It had started off bad. The seatbelt sign stayed on from Las Vegas to Nebraska, and somewhere over Colorado, I think we all thought we might go down. The rocking was incredibly intense; the flight attendants ordered into their seats. Someone was crying, but it wasn’t me for once. I held on to the arm rests, barely able to breathe in and out. A tiny part of me was almost amused – my flights with John are always calm. These terrible, turbulent flights only seem to happen to me when I’m alone. We dropped, hard – someone yelped. Again, it wasn’t me. I shut my eyes, thought of home, and just kept breathing.
It was over suddenly. We made it over the Rockies and as we flew across the Great Plains the shaking abruptly stopped. Everyone blinked at one another in the dark – did we make it? The flight attendants resumed drink service, and suddenly strangers were talking to strangers – sharing their stories of past turbulent flights, nervous laughter, deep exhalations of breath. We were okay. Just fine. The captain turned off the seatbelt sign, and everyone visibly relaxed.
I fell into a tense, uncomfortable sleep. Airplane sleep. It had been a long week, and I felt it in every fiber of my being. I tossed and turned, I couldn’t get comfortable… stealing sleep in 15 minute intervals. I awoke to see we’d headed north – an arc to New York City, somewhere over lower Canada now. Home felt decidedly closer. I stared out my window – strange lights spread across the horizon. Sunrise? I looked at the time, tried to deduce the time zone… but no matter where we were, it was still too early for sunrise. I watched these strange lights shimmer and move, slowly… barely. Just glowing. They really weren’t the right color for sunrise at all, actually. I suddenly realized what I was watching… the Northern Lights.
Instinctively I reached for my phone camera. My SLR was tucked in the bin above, so my phone would have to do. The rocking and shaking of the previous two hours disappeared. This moment, this unexpected gift that I very well could have slept through, made all of the turbulence worth it.

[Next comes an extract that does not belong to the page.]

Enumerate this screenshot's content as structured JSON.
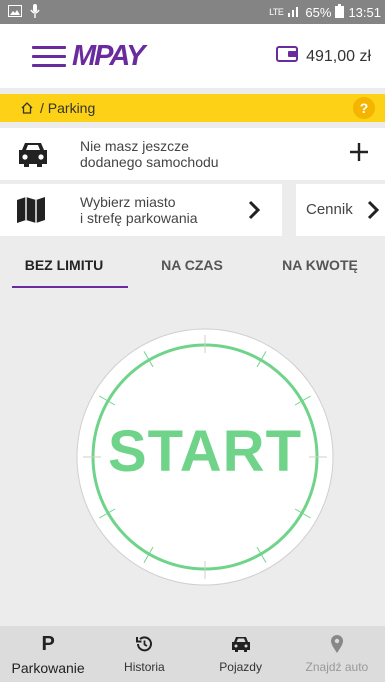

I clicked – a black photo. Repositioned, messed with the exposure as best as I could on my phone camera. Black photo. I tried taking video… video of nothingness… just the red blinking of the light on the airplane wing. This moment… I was losing it forever. I zoomed in. Black photo. My heart deflated. And then it sort of dawned on me… I wasn’t losing the moment because I was unable to take a photograph. I was losing the moment in my urgency to capture it.
I put my phone back in my bag and pressed my nose to the window, like a child. The Northern Lights glowed back at me… colorful and beautiful. Unexpected. The plane was silent and dark around me, except for the occasional exclamation of someone else who’d awoken, looked out the window, and spotted the lights dancing across the sky. We began to dip down again, our arc moving south… almost home now. The lights disappeared from view behind me, though I squinted through the darkness… still searching.
There is no physical record of this moment. I was alone, half-asleep, exhausted from an incredible week. But the memory is infinitely more beautiful than anything I could have captured on my phone camera. A reward at the end of a grueling day, a grueling flight. I did not expect to cross something from my Life List on my flight home last night, but I did. And it was just perfect.